You have no saved items from this article

Project items include:
  • Saved book/article
  • Highlights
  • Quotes/citations
  • Notes
  • Bookmarks
Notes
Cite this article

Cited article

Style
Citations are available only to our active members.
Buy instant access to cite pages or passages in MLA, APA and Chicago citation styles.

(Einhorn, 1992, p. 25)

(Einhorn 25)

1. Lois J. Einhorn, Abraham Lincoln, the Orator: Penetrating the Lincoln Legend (Westport, CT: Greenwood Press, 1992), 25, http://www.questia.com/read/27419298.

Cited article

People
Settings

Settings

Typeface
Text size Smaller Larger Reset View mode
Search within

Search within this article

Look up

Look up a word

  • Dictionary
  • Thesaurus
Please submit a word or phrase above.
Print this page

Print this page

Why can't I print more than one page at a time?

Help
Full screen

matching results for page

    Questia reader help

    How to highlight and cite specific passages

    1. Click or tap the first word you want to select.
    2. Click or tap the last word you want to select, and you’ll see everything in between get selected.
    3. You’ll then get a menu of options like creating a highlight or a citation from that passage of text.

    OK, got it!

    Cited passage

    Style
    Citations are available only to our active members.
    Buy instant access to cite pages or passages in MLA, APA and Chicago citation styles.

    "Portraying himself as an honest, ordinary person helped Lincoln identify with his audiences." (Einhorn, 1992, p. 25).

    "Portraying himself as an honest, ordinary person helped Lincoln identify with his audiences." (Einhorn 25)

    "Portraying himself as an honest, ordinary person helped Lincoln identify with his audiences."1

    1. Lois J. Einhorn, Abraham Lincoln, the Orator: Penetrating the Lincoln Legend (Westport, CT: Greenwood Press, 1992), 25, http://www.questia.com/read/27419298.

    Cited passage

    Thanks for trying Questia!

    Please continue trying out our research tools, but please note, full functionality is available only to our active members.

    Your work will be lost once you leave this Web page.

    Buy instant access to save your work.

    Already a member?
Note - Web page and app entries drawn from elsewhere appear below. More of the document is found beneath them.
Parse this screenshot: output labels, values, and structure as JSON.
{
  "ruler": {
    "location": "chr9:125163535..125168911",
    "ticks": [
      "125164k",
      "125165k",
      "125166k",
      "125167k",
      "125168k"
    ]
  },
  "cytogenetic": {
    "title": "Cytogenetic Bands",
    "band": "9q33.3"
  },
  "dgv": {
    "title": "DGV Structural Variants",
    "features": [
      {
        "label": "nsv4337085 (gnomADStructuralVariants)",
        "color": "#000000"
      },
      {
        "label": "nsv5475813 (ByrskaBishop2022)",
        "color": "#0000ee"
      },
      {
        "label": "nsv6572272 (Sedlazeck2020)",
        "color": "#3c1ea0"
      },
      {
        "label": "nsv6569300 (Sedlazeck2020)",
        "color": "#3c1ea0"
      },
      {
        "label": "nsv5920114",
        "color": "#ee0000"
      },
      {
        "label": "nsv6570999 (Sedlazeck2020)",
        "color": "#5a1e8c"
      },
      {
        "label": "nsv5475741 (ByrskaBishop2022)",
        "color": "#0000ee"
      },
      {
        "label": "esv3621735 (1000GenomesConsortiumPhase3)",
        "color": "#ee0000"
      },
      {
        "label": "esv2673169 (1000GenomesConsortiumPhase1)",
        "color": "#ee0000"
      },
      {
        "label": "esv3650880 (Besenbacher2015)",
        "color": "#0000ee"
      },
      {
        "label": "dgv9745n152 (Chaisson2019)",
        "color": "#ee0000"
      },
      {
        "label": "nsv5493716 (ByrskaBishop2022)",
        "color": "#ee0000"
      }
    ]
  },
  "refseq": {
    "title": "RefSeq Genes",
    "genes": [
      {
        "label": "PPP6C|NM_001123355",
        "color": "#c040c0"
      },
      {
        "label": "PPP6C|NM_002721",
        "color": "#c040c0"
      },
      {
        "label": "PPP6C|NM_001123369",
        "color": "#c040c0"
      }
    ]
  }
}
Log in now.

    Oops!

    An unknown error has occurred. Please click the button below to reload the page. If the problem persists, please try again in a little while.